(WORK TO COMPLETE)
In the following listing, find the lines containing "hussein" and report them.

(DATA RECORDS)
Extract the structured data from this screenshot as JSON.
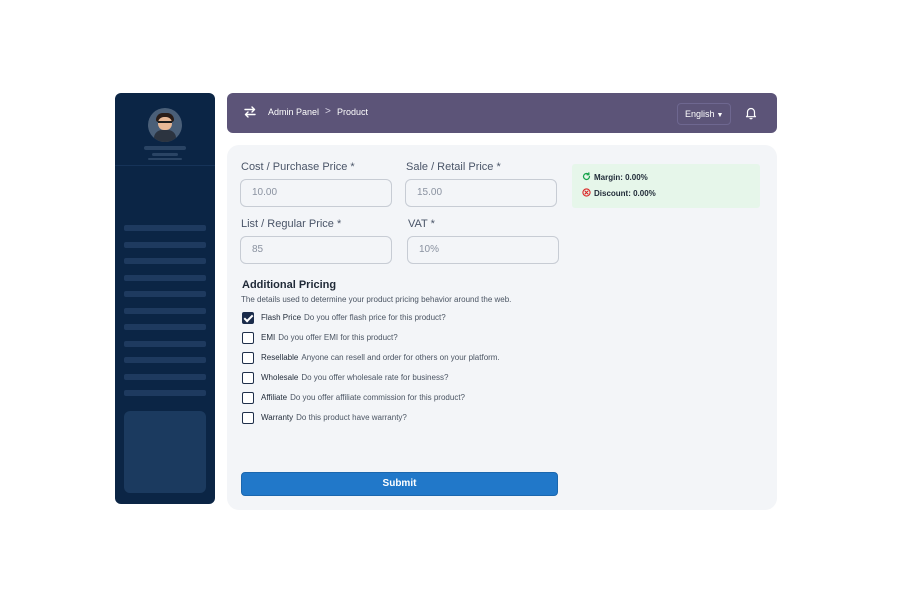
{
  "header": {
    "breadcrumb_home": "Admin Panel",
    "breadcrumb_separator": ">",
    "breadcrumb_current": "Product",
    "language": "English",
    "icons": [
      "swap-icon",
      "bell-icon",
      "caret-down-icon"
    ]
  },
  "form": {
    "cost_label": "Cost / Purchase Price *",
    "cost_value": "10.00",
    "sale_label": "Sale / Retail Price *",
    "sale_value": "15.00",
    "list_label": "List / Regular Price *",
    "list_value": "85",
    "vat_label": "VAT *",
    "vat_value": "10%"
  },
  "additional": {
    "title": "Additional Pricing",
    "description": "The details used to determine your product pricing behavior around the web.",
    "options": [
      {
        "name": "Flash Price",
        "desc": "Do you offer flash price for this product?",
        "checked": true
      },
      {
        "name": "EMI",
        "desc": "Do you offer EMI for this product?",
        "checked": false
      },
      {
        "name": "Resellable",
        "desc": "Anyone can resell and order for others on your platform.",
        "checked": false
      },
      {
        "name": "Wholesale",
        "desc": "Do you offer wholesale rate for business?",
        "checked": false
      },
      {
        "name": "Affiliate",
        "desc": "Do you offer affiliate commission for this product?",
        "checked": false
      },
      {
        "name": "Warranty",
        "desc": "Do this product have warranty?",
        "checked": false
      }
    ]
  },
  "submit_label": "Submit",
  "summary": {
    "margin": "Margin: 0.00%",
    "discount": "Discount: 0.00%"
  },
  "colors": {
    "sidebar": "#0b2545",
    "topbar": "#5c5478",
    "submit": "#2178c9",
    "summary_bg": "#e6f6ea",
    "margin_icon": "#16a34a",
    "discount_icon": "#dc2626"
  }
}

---

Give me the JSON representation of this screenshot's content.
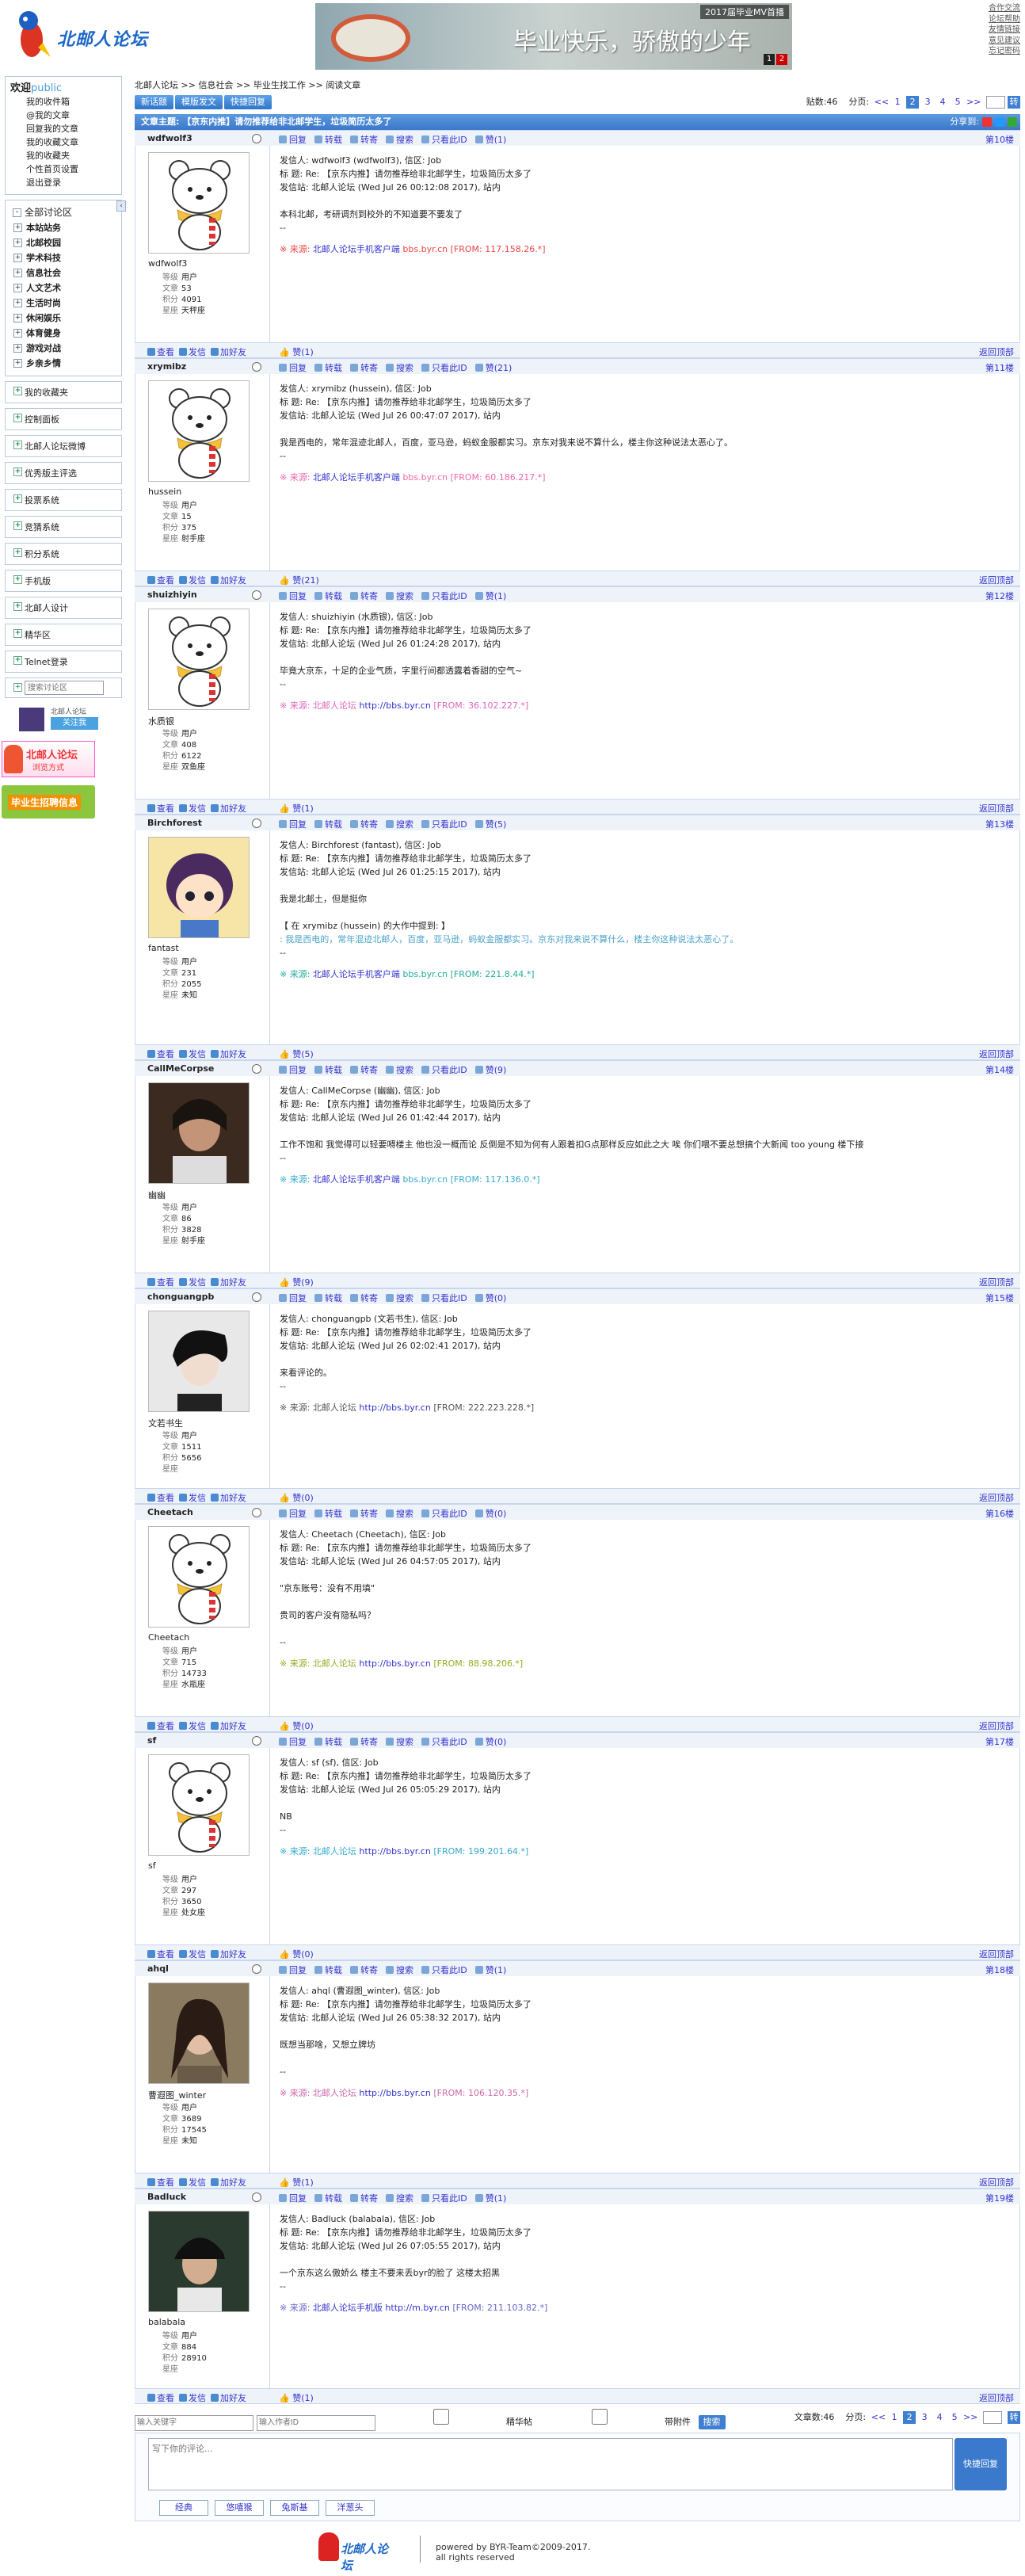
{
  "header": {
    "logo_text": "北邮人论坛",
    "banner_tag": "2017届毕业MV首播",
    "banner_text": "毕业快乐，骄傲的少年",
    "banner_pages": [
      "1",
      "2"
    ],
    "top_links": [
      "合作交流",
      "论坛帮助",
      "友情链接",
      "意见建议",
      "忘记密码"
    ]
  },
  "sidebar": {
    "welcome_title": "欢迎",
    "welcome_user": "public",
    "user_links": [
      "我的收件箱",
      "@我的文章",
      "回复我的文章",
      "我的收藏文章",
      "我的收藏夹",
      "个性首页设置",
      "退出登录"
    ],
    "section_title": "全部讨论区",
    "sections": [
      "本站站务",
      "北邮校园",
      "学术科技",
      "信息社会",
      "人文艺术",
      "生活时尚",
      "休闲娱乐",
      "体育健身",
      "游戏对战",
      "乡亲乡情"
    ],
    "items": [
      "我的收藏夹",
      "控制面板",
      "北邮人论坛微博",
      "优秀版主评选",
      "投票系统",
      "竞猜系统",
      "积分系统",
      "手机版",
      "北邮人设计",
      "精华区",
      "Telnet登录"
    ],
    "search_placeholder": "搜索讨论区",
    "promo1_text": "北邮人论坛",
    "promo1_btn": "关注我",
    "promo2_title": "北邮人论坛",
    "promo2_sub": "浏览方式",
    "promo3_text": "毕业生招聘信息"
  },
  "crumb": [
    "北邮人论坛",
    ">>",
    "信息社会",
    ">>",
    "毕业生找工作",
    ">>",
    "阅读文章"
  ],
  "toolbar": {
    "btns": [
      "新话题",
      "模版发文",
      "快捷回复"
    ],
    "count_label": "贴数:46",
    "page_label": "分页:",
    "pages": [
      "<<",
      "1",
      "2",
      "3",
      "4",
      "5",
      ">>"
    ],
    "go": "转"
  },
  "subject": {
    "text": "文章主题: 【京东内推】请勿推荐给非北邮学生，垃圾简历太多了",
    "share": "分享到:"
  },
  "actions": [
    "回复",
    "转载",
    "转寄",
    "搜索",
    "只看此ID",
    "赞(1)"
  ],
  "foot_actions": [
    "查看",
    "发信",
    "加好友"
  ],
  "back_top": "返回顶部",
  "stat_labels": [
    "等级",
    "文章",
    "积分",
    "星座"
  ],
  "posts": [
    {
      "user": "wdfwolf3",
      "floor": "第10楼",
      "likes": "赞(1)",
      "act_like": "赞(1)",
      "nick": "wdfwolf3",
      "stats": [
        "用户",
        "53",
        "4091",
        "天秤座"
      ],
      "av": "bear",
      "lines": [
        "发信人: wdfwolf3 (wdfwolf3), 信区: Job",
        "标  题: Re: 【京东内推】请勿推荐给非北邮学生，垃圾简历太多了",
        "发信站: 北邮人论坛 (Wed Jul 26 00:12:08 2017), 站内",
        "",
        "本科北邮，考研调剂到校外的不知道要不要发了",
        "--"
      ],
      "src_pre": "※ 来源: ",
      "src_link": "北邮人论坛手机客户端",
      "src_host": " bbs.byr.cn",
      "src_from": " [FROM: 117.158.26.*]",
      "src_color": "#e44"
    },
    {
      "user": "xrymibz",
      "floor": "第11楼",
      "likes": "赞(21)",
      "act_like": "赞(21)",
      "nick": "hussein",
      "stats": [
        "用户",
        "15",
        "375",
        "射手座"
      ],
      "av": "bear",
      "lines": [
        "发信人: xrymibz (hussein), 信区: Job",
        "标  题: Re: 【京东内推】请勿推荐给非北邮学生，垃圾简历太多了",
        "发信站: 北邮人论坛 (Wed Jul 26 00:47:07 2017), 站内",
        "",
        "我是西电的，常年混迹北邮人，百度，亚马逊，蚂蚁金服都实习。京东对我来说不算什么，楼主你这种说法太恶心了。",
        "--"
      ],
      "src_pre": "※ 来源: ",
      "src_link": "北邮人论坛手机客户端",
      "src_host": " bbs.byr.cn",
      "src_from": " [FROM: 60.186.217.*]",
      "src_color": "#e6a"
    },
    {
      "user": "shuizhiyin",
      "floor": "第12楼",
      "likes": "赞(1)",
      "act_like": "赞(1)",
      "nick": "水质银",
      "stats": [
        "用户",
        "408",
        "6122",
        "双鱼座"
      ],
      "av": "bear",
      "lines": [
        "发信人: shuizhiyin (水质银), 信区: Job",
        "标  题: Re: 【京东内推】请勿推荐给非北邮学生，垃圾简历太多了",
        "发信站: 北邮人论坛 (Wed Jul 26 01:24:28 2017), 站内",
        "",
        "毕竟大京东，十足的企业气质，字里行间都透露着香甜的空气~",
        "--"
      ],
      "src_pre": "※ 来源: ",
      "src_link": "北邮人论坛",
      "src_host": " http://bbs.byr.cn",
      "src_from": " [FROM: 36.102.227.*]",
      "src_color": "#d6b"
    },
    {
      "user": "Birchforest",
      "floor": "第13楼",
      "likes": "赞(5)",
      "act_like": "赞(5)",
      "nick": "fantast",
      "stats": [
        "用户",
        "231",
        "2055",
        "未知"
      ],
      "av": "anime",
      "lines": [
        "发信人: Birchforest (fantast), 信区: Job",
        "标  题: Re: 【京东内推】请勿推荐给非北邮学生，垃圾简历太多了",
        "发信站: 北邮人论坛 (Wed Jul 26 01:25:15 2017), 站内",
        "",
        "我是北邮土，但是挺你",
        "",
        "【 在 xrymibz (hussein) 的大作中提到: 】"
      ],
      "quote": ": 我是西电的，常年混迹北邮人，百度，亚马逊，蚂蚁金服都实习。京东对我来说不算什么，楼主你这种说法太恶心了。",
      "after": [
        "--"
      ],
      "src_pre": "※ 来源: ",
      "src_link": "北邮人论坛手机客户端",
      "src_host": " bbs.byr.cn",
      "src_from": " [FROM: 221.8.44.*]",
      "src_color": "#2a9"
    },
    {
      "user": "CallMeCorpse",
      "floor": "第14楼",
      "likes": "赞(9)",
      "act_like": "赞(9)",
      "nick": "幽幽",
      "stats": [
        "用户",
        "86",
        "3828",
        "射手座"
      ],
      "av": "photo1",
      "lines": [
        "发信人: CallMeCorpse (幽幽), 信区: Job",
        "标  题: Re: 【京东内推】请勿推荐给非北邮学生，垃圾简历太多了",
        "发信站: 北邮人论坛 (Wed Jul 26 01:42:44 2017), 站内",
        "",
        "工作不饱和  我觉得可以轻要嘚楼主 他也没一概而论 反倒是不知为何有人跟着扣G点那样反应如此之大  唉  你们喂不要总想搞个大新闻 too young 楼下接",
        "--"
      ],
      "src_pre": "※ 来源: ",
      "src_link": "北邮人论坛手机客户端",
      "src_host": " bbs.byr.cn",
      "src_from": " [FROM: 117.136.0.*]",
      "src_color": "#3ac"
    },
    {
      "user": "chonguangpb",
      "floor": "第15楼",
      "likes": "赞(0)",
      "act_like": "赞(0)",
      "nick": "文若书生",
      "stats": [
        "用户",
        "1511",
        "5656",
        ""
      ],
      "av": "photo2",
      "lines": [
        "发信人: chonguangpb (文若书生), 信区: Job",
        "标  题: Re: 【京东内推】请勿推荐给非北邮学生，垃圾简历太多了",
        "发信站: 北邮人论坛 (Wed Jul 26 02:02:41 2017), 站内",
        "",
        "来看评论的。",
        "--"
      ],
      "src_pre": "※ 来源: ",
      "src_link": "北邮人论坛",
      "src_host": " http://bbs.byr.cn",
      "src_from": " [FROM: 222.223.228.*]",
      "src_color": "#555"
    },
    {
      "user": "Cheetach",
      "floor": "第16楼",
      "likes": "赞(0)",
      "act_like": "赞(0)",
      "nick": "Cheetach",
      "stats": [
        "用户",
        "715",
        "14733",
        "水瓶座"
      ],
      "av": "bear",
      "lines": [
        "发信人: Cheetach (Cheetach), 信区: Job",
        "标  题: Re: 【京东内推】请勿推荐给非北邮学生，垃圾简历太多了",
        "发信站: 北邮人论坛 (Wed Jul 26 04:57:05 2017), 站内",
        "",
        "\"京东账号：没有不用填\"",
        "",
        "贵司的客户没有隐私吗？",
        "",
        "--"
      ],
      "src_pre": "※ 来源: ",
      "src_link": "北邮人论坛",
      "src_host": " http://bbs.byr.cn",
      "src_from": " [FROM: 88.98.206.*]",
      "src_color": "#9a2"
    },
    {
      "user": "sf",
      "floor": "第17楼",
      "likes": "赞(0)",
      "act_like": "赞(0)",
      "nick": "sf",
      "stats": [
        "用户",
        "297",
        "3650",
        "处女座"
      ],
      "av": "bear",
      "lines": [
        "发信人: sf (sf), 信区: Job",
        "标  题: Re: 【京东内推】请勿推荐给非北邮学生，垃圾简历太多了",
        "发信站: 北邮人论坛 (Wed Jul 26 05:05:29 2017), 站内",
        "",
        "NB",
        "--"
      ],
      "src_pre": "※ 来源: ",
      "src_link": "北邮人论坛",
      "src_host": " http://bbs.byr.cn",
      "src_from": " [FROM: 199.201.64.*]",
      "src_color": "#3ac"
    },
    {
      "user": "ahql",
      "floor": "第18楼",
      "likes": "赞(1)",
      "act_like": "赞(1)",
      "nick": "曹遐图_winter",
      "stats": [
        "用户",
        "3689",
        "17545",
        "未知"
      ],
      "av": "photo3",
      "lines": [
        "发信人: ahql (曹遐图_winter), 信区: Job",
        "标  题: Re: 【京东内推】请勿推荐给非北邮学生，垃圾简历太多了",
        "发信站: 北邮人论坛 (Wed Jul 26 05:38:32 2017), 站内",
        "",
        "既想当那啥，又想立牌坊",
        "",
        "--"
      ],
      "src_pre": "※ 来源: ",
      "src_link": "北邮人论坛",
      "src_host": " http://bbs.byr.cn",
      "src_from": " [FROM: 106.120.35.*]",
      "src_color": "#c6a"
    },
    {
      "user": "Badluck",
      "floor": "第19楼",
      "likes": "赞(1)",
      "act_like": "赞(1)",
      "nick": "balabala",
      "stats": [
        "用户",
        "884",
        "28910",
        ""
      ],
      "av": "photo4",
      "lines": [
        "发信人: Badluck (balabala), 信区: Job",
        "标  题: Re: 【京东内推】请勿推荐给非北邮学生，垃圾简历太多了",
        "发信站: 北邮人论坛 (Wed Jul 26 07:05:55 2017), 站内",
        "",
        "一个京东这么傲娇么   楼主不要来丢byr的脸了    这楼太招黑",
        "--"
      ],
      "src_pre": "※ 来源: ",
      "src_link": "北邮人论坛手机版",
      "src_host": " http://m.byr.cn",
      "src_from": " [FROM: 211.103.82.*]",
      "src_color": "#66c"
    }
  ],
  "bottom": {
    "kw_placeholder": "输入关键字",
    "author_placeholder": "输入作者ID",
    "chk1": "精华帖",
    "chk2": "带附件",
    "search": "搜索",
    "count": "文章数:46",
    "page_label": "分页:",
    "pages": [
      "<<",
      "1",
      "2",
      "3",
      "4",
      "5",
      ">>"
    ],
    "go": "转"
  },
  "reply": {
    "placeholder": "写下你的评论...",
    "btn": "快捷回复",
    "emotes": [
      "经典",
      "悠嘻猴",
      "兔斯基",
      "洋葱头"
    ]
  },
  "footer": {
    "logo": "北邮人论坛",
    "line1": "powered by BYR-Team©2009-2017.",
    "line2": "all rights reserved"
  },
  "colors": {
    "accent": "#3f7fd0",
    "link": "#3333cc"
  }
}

(WRITTEN SOLUTION)
      "nick": "hussein",
        "发信人: xrymibz (hussein), 信区: Job",
        "【 在 xrymibz (hussein) 的大作中提到: 】"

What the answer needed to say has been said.